  • The joint exploration is in line with a memorandum of understanding concluded between China and Saudi Arabia during King Salman's visit to Beijing in mid-March 2017,
  • Under the agreement, the Saudi side will build a payload for a space censoring system for use in filming and take photos of the moon.

JEDDAH: Saudi engineers and researchers have completed work on a payload for a Chinese space vehicle that will explore the moon, the Saudi Press Agency reported on Monday.
The joint exploration is in line with a memorandum of understanding concluded between China and Saudi Arabia during King Salman's visit to Beijing in mid-March 2017, the SPA said, quoting Prince Turki bin Saud bin Mohammed, president of King Abdulaziz City for Science and Technology (KACST).

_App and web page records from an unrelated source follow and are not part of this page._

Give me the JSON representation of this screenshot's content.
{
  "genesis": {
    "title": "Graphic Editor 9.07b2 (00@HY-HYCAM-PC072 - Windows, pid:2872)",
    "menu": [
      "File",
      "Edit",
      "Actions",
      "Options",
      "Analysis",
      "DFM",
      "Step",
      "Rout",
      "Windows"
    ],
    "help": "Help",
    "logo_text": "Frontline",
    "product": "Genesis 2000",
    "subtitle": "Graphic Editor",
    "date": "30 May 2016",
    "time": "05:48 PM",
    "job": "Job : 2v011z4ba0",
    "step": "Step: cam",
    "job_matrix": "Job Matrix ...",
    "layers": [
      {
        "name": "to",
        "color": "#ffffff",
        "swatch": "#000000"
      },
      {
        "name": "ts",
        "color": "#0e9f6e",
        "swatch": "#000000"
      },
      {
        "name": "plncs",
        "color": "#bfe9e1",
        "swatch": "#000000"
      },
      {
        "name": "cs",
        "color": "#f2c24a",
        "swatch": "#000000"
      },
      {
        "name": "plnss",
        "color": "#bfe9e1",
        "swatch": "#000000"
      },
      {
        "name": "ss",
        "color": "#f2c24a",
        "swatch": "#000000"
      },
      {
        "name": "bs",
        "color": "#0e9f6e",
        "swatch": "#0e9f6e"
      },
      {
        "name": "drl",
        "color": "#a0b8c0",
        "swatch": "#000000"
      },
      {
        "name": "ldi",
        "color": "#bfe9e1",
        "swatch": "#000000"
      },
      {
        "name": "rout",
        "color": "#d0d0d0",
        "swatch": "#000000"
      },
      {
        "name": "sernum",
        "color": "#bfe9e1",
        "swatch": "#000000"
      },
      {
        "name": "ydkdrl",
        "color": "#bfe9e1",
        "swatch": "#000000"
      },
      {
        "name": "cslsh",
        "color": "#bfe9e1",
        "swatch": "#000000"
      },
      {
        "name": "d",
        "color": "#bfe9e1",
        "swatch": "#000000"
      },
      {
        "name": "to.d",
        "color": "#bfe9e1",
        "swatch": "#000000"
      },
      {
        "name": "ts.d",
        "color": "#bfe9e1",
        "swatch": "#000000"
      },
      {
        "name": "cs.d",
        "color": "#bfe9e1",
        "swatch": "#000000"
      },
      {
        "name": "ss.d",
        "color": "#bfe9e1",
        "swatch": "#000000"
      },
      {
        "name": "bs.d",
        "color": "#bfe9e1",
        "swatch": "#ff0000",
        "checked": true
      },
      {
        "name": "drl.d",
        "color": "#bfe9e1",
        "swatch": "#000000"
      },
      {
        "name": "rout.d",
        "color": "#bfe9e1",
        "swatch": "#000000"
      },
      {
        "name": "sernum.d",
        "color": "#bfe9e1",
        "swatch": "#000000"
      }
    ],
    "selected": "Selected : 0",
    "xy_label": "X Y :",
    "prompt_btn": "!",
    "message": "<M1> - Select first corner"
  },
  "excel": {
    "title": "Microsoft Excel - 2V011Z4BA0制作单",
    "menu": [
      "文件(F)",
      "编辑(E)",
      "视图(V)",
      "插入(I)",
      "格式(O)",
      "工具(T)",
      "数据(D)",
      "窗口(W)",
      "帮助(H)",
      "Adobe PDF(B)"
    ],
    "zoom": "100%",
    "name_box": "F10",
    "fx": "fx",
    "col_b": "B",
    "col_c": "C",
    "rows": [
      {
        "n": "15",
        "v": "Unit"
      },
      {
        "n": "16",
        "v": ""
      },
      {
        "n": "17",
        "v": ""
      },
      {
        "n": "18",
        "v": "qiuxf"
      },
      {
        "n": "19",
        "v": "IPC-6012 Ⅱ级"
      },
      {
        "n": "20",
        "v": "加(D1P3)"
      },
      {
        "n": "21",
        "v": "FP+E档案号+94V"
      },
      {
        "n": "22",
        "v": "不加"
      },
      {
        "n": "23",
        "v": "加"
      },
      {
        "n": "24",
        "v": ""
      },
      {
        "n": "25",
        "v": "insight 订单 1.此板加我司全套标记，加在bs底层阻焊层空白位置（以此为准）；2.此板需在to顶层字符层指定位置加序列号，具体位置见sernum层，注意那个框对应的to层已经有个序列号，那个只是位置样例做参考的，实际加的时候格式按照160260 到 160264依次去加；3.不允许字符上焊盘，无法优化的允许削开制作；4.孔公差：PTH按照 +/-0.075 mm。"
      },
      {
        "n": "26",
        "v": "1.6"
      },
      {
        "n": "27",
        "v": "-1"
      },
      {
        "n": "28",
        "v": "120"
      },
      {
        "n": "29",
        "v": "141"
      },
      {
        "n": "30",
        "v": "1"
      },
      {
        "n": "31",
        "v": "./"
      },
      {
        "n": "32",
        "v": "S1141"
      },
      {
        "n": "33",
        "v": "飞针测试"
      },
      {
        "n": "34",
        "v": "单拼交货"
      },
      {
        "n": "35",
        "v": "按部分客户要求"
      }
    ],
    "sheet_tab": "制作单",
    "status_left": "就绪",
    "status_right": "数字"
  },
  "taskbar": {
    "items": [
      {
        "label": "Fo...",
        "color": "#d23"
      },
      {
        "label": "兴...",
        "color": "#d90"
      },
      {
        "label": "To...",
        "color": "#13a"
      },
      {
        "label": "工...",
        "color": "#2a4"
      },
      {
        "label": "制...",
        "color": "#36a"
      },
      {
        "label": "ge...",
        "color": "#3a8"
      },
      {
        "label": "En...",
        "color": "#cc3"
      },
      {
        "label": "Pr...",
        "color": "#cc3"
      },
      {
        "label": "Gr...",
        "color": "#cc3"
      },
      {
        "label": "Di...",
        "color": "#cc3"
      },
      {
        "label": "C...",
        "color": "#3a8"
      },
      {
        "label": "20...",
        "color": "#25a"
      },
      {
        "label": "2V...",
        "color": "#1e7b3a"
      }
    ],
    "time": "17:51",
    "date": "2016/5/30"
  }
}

The joint venture intends to study and explore the moon, "particularly the invisible side of it to provide scientific data for researchers and specialist in space research and science."
As agreed upon by the KACST and the Chinese Space Agency, the Saudi side will build a payload for a space sensory system for use in filming and take photos of the moon.
"The payload was readied in a record time of no more than 12 months during which the Saudi research team faced numerous challenges, most prominent of which was the importance of manufacturing a compact payload with a high capacity of less than 10.5 cu.cm and a weight of no more than 630 grams on the Chinese satellite," the KACST head said.
The payload consists of photographic and data processing units, among others, that is not only light in weight but also able to endure the space environment.
The equipment is capable of taking photos from different angles and altitudes that varies according to the lunar orbit changes, Prince Turki was quoted by the SPA as saying.
"Saudi Arabia's taking part in this great event would boost, no doubt, its efforts to develop its satellite technologies and use it in several fields of reconnaissance and distance censoring as well as space telecommunications, in addition to proceeding with the march of catching the world race in this field," he said.